Work to be completed.
The answer must consist of every line in the data below that holds the word "Trading".

###

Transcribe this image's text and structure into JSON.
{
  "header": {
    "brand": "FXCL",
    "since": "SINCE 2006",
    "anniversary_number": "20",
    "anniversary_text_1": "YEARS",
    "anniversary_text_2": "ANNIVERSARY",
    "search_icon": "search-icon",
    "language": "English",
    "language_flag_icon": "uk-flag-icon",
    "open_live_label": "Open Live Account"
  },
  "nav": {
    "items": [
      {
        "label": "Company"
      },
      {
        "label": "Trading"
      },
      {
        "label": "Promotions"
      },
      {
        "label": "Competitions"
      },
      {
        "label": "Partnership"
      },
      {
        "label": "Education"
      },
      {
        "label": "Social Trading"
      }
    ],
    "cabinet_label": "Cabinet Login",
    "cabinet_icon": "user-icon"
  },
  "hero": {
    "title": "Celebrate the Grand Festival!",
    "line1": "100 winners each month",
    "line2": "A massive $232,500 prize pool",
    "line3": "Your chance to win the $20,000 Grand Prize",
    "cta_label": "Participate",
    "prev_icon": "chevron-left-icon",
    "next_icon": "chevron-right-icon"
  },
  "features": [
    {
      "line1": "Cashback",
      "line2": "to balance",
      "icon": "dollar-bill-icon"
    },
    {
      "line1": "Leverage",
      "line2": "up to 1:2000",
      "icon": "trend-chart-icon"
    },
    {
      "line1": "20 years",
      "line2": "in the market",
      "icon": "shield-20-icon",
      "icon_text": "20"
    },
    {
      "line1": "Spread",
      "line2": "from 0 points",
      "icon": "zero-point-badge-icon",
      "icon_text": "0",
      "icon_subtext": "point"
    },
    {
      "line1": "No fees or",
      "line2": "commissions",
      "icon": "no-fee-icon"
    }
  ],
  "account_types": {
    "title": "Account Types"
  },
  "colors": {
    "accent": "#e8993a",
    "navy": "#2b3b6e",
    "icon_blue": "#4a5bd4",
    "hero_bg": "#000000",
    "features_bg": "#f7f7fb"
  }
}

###

Solution for this exercise.
        "label": "Trading"
        "label": "Social Trading"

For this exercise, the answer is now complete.